[Entries from a dataset of interfaces]
········

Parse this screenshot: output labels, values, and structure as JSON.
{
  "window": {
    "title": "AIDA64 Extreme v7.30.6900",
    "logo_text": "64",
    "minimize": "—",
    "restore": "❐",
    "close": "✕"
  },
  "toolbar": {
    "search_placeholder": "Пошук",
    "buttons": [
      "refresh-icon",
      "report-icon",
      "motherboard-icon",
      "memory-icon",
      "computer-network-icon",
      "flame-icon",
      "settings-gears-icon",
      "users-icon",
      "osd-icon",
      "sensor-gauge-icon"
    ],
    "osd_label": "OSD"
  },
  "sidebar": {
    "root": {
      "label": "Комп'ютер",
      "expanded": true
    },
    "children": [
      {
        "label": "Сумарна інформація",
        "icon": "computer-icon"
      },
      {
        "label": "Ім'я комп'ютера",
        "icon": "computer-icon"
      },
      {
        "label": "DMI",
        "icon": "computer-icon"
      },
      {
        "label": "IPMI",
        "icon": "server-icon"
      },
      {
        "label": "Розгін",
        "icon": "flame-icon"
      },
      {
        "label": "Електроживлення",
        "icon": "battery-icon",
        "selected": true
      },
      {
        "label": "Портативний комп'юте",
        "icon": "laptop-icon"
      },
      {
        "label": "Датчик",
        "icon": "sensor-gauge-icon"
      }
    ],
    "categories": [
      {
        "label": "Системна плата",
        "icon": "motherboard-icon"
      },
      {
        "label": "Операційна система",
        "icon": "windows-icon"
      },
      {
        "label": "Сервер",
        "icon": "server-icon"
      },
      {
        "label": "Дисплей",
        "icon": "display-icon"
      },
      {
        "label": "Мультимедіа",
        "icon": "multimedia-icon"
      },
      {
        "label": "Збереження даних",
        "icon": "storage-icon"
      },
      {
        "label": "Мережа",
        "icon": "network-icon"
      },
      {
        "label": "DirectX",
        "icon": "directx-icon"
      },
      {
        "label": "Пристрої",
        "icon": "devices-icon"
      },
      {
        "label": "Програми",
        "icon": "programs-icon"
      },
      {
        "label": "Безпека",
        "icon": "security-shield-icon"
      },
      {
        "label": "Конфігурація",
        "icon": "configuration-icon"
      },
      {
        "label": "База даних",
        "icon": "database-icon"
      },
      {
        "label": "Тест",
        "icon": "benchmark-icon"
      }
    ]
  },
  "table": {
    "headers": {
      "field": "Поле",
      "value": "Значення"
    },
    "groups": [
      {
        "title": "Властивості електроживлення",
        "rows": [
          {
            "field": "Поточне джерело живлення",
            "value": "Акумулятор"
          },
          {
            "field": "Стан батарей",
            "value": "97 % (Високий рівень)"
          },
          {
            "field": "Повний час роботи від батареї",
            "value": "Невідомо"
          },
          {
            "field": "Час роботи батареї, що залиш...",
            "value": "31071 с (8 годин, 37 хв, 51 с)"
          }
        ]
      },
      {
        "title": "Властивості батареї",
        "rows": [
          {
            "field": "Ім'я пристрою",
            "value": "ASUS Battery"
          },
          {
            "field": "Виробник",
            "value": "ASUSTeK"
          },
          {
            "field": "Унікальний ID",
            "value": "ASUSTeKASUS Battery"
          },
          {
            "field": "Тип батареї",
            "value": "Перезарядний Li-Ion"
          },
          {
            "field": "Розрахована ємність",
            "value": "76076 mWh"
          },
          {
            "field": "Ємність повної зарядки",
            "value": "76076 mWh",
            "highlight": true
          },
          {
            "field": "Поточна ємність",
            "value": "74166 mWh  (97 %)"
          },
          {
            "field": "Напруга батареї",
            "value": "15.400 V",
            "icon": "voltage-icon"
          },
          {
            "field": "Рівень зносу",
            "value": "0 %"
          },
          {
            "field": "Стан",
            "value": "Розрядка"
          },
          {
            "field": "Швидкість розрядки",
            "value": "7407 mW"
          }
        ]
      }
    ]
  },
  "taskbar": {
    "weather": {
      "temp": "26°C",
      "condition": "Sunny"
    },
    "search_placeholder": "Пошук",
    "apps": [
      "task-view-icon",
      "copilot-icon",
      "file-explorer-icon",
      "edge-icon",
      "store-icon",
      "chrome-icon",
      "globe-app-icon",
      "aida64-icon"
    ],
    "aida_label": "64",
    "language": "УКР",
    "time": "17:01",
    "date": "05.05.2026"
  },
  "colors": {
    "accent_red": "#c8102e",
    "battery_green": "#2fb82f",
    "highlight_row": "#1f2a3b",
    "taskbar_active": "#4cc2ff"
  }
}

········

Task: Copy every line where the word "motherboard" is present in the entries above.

Exercise result:
      "motherboard-icon",
        "icon": "motherboard-icon"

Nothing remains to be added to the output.